[Data records for software interfaces]
▬▬▬▬▬▬
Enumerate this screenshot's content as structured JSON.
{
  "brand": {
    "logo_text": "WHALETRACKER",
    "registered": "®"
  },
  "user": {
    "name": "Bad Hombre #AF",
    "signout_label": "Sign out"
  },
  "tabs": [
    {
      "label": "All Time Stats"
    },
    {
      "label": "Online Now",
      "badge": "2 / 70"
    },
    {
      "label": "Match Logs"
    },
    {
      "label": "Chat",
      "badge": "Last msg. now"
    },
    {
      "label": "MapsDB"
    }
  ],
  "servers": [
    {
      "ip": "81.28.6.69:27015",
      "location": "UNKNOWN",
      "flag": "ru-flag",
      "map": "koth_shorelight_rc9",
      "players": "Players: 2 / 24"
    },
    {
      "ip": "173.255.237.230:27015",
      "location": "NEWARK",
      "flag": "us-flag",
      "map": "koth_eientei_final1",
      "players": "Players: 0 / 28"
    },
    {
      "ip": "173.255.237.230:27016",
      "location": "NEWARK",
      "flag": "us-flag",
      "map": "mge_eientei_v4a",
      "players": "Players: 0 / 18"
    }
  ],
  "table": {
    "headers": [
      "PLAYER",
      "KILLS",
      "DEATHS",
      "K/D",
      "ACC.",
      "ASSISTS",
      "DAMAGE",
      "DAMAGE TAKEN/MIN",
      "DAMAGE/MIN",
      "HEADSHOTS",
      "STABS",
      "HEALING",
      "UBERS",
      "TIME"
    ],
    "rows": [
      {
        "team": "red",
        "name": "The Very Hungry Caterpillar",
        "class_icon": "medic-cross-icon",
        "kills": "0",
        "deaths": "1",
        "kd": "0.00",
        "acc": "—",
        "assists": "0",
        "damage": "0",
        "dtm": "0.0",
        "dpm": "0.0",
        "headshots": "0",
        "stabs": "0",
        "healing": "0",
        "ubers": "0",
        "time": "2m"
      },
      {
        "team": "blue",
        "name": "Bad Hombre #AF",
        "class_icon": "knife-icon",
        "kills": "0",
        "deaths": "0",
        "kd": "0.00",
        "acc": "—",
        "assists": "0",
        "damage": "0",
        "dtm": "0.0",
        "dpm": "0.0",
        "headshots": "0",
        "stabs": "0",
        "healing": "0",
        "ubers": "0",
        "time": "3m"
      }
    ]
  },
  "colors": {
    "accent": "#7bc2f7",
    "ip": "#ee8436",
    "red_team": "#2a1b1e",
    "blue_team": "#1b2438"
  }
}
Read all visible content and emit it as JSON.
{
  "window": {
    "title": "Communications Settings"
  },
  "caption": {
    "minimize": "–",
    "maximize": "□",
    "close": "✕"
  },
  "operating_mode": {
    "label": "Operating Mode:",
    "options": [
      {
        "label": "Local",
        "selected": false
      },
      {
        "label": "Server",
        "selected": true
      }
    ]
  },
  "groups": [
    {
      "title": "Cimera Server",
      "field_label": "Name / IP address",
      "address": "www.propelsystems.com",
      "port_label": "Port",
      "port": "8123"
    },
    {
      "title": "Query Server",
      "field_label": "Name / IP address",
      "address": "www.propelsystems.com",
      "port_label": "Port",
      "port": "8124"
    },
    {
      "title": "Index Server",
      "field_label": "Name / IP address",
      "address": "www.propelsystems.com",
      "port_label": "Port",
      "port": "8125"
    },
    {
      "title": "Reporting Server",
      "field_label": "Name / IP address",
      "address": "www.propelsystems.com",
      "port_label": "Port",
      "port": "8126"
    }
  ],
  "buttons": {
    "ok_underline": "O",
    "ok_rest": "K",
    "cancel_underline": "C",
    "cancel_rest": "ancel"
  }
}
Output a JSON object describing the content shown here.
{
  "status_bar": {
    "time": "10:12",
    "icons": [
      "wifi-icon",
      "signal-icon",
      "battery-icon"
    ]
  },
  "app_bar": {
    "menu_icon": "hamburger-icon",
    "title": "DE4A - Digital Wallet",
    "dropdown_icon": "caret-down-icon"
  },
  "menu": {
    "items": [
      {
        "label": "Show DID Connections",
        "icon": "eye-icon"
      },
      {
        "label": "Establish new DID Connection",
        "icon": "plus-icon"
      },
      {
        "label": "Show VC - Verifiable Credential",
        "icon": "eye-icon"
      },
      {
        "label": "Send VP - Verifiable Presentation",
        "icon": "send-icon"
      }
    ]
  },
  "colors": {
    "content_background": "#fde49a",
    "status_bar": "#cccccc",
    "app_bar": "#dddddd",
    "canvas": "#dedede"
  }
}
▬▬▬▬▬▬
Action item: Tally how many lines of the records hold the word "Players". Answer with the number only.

Output of the task: 3